The launch took place at cricket historian Boria Majumdar's sports museum 'Fanattic'.
"It's fantastic to watch the series as a commentator, as a lover of the game. It will be no different in Ranchi and Dharamsala. We wanted to be competitive. The decision was the right one for the game of cricket."
Smith left India miffed when he looked towards the dressing room for advice on whether to review a lbw dismissal in the Bangalore Test.
India captain Kohli made his displeasure known at the post-match press conference, just stopping short of calling his counterpart cheat.
Clarke said he too has made mistakes in his career but would never cheat.
"In the same series (2007-8), when I was batting I edged a Kumble wrong'un at the slip. But I didn't walk blatantly. I should have walked. That was one of the mistakes I made," he revealed, adding it was out of pure love for the country.
"I loved to represent my country so much. I really wanted to perform. I didn't want to go and was so disappointed. I've made plenty of mistakes in my career.
"But I always believe I played the game with right spirit, with utmost importance to represent my country, my franchise. I would never try and cheat. I don't think it's fair to look back on one, two three individual incidents in my career but I have played the sport with utmost dignity and held respect for my country.
Praising Kohli for his leadership on the Indian team, Clarke said, "As a captain of Australia, you take forward the legacy of every leader the country leaves. There's a standard to take on that job, no matter what team you captain. India is no different to Australia. They want their team to win. Virat knows that and he has his own style. We had one common role. They loved winning.
"That's exactly what Kohli is doing, he's that love, passion and desire. I feel like Kohli has the aggression. He takes risk to win a game at any cost. I think that's a wonderful quality to have."
Clarke remembered Kohli's fine gesture when the Indian came for the funeral of Phil Hughes along with his team-mates during the 2014-15 series.
"The way Virat handled that situation... he came for the funeral. I've utmost respect for that. That period is a lot bigger than the game of cricket. India could have said no but they did not. I will always remember that," Clarke said.
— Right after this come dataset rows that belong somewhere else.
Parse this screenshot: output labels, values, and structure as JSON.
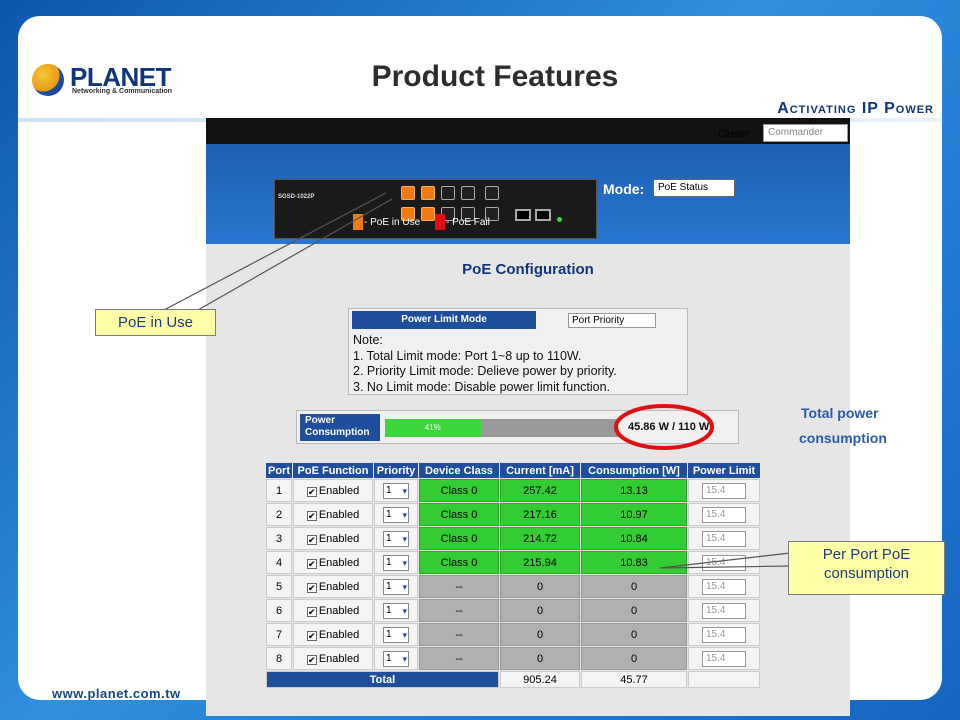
{
  "slide": {
    "title": "Product Features",
    "logo_text": "PLANET",
    "logo_subtitle": "Networking & Communication",
    "tagline": "Activating IP Power",
    "footer_url": "www.planet.com.tw"
  },
  "screenshot": {
    "cluster_label": "Cluster",
    "cluster_value": "Commander",
    "device_model": "SGSD-1022P",
    "mode_label": "Mode:",
    "mode_value": "PoE Status",
    "legend": [
      {
        "label": "- PoE in Use",
        "color": "#f07b14"
      },
      {
        "label": "- PoE Fail",
        "color": "#e01010"
      }
    ],
    "poe_title": "PoE Configuration",
    "power_limit_mode": {
      "label": "Power Limit Mode",
      "value": "Port Priority",
      "note": "Note:\n1. Total Limit mode: Port 1~8 up to 110W.\n2. Priority Limit mode: Delieve power by priority.\n3. No Limit mode: Disable power limit function."
    },
    "power_consumption": {
      "label": "Power Consumption",
      "percent": 41,
      "percent_label": "41%",
      "value": "45.86 W / 110 W"
    },
    "table": {
      "headers": [
        "Port",
        "PoE Function",
        "Priority",
        "Device Class",
        "Current [mA]",
        "Consumption [W]",
        "Power Limit"
      ],
      "rows": [
        {
          "port": "1",
          "function": "Enabled",
          "priority": "1",
          "class": "Class 0",
          "current": "257.42",
          "consumption": "13.13",
          "limit": "15.4",
          "active": true
        },
        {
          "port": "2",
          "function": "Enabled",
          "priority": "1",
          "class": "Class 0",
          "current": "217.16",
          "consumption": "10.97",
          "limit": "15.4",
          "active": true
        },
        {
          "port": "3",
          "function": "Enabled",
          "priority": "1",
          "class": "Class 0",
          "current": "214.72",
          "consumption": "10.84",
          "limit": "15.4",
          "active": true
        },
        {
          "port": "4",
          "function": "Enabled",
          "priority": "1",
          "class": "Class 0",
          "current": "215.94",
          "consumption": "10.83",
          "limit": "15.4",
          "active": true
        },
        {
          "port": "5",
          "function": "Enabled",
          "priority": "1",
          "class": "--",
          "current": "0",
          "consumption": "0",
          "limit": "15.4",
          "active": false
        },
        {
          "port": "6",
          "function": "Enabled",
          "priority": "1",
          "class": "--",
          "current": "0",
          "consumption": "0",
          "limit": "15.4",
          "active": false
        },
        {
          "port": "7",
          "function": "Enabled",
          "priority": "1",
          "class": "--",
          "current": "0",
          "consumption": "0",
          "limit": "15.4",
          "active": false
        },
        {
          "port": "8",
          "function": "Enabled",
          "priority": "1",
          "class": "--",
          "current": "0",
          "consumption": "0",
          "limit": "15.4",
          "active": false
        }
      ],
      "total": {
        "label": "Total",
        "current": "905.24",
        "consumption": "45.77"
      }
    }
  },
  "annotations": {
    "poe_in_use": "PoE in Use",
    "total_power_line1": "Total power",
    "total_power_line2": "consumption",
    "per_port": "Per Port PoE consumption"
  },
  "colors": {
    "brand_blue": "#11357a",
    "header_blue": "#1f4f9c",
    "poe_green": "#33cc33",
    "highlight_red": "#e01010",
    "callout_yellow": "#ffffa8"
  }
}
On an emotional note, Clarke said, "I still have his (Phil Hughes') mobile number in my phone. It's still hard to fathom that he's no longer there with us."
Ganguly quipped that the 'Monkeygate' was a bit more than what the world saw.
"I can guarantee you the Monkeygate will not have its true picture in the book. Because only a Sardarjji would know what another Sardar was saying. You may call it Monkeygate, Hanumangate or whatever gate. I was standing next to Harbhajan Singh when he was saying those words. I know exactly what he meant. Nevertheless the incident was a bit more than just the word Monkeygate," said Ganguly.
"We did not know what would happen whether we would go for the next match or not. Everyone was angry. Ultimately, we won the Perth Test amid all that wonderful series in Australia," he added.
Clarke also donated his World Cup winning jersey to the Boria Majumdar Fanattic Sports Museum and Ganguly held it for a photo opportunity as the former India captain said it was not a happy feeling.
"It was not the best shirt I was holding. I know it's a terrific reward as a cricketer, captain and the youngsters of Australia. But this is the same jersey that thrashed us in 2003 and 2015 World Cups (finals and semifinals respectively)," Ganguly said.
Talking about the wickets in the ongoing series, Ganguly said, "The tracks could have been a lot better in Bengaluru. But when you come to India, you expect such pitches. Australia have done remarkably well. You expect the ball to turn. The two Aussie spinners have put enormous amount of pressure on Indian batsmen.
"Whatever the curator in Ranchi says, it would invariably turn. The series is open and wicket will turn. Whatever the pitch, whoever plays well will win. Criticise the pitch, yes, but the crux is you have to handle spin."
(With inputs from PTI)